Watching a pleasure boat, Jersey, Channel Islands, 1893. The well-dressed children stopped on the beach to enjoy the view of a passing passenger ship. When from 1857 normal passenger ships between Weymouth, Dorset and tourism on the Channel Islands began to flourish, tourism boomed. From 1870 the service was increased from three to six return crossings per week to offer a better postal service
Beach concert, Yarmouth, around 1892. When Great Yarmouth was connected by trains to the rest of the country, the city was open to mass tourism for the first time. During the summer season, the city had a huge number of visitors. The seafront was transformed by the creation of hotels, piers and places of entertainment along the promenade. Beach concerts were a regular occurrence because those who wanted to improve their entertainment career took advantage of the large crowds
Fishing beach. A wild storm hits the fishing boats while they stay behind on a Victorian beach while huge waves crash down onto the sand. Although visitors flocked to the coast to enjoy warm weather, it always lingered long – just like the weather today. This storm sees an empty beach while tourists are driven from the coast by the weather
Punch and Judy shows were popularized in the Victorian era. The crowds who visited the coast offered a valuable source of income to the men behind the dolls. The idea for the show came from the 16th-century Italian street theater when puppets were introduced as a cost-saving measure – puppets did not have to be paid, but actors did. The first recorded sightings of the shows in Great Britain were in Covent Garden in the 17th century when writer Samuel Pepys wrote in 1662: & hence an Italian puppet show that is located inside the rayles, which is very beautiful, the best that I have ever seen, and a great retreat from gallants. & # 39; The show in the 1890s (left) and modern Weymouth
With straw from the quay, 1893. Unlike those who enjoyed their summer vacation by lying on the beach and paddling in the sea, many people lived and worked in Britain's thriving seaside resorts. When their popularity began to decline in the 1980s, the loss of tourism had a devastating effect on the coastal communities that had worked for generations
Drifting the boat, Hastings, 1896. As a fishing port, Hastings saw many boats being pushed from the beach to the sea. Getting a boat into the water was a team achievement because the heavy wooden fishing boats had to be moved by hand – before machines were available to help with the job and before boats were moored in the sea for a longer period of time.
A magician who performs in Yarmouth, 1892. The great crowds on British beaches saw a number of entertainers appear. Those who enjoyed their work at work were often keen to give their hard-earned twenty-six points to these artists because they brought magic, pleasure and laughter to the sun worshipers.
Painting the name of the boat, Hastings, 1896. This fisherman is halfway through painting the name of his ship on the stern. The boat becomes & # 39; Favorite … & # 39; – the following word must still be entered.
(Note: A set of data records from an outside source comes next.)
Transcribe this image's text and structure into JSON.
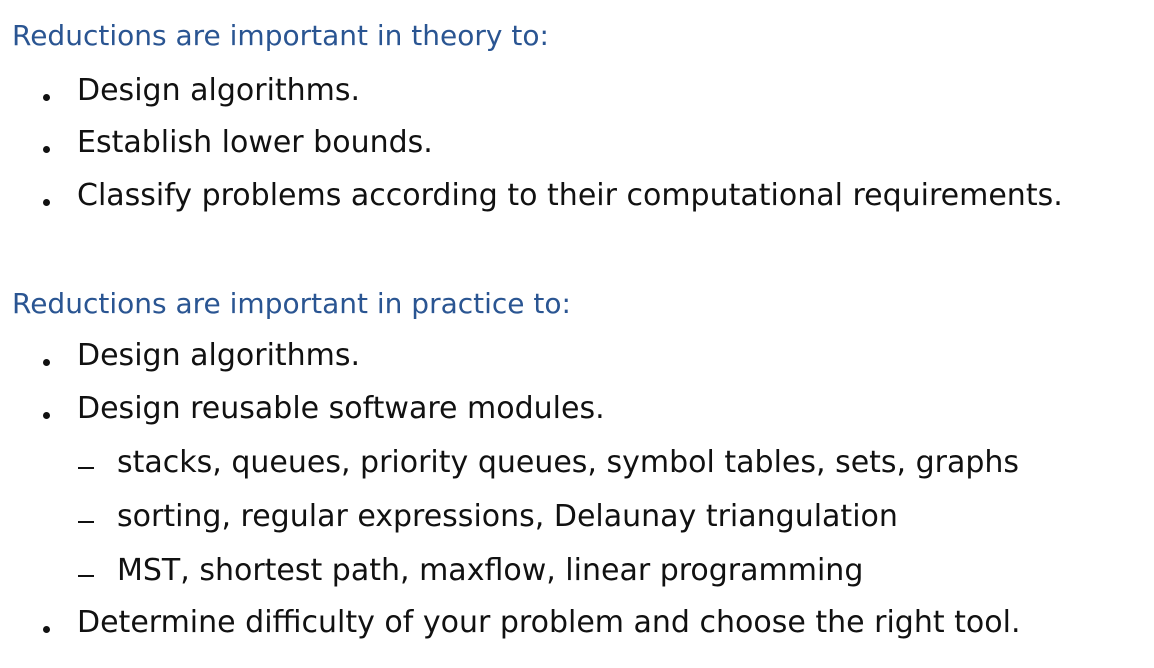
{
  "theory": {
    "heading": "Reductions are important in theory to:",
    "items": [
      "Design algorithms.",
      "Establish lower bounds.",
      "Classify problems according to their computational requirements."
    ]
  },
  "practice": {
    "heading": "Reductions are important in practice to:",
    "items": [
      "Design algorithms.",
      "Design reusable software modules.",
      "Determine difficulty of your problem and choose the right tool."
    ],
    "subitems": [
      "stacks, queues, priority queues, symbol tables, sets, graphs",
      "sorting, regular expressions, Delaunay triangulation",
      "MST, shortest path, maxflow, linear programming"
    ]
  }
}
The 1894 Merchant Marine Act required that every fishing boat be provided with a letter and number, had official papers and was registered in a register
A small sailboat is washed in Jersey in 1893. The boat is washed clean by one man, while another uses his weight to rock the boat to one side, making the bottom of the vessel visible. A young child continues to watch while the two men work together to ensure that no algae accumulate at the bottom of the boat
Rehabilitation of the net, Hastings, 1896. Despite the transformation of the city into a resort for fishermen who escaped their professional lives, the fishermen continued to work. A thriving fishing town since it was the first visitors to expect fresh fish caught in hundreds of fishing nets, working together to provide the country with fresh seafood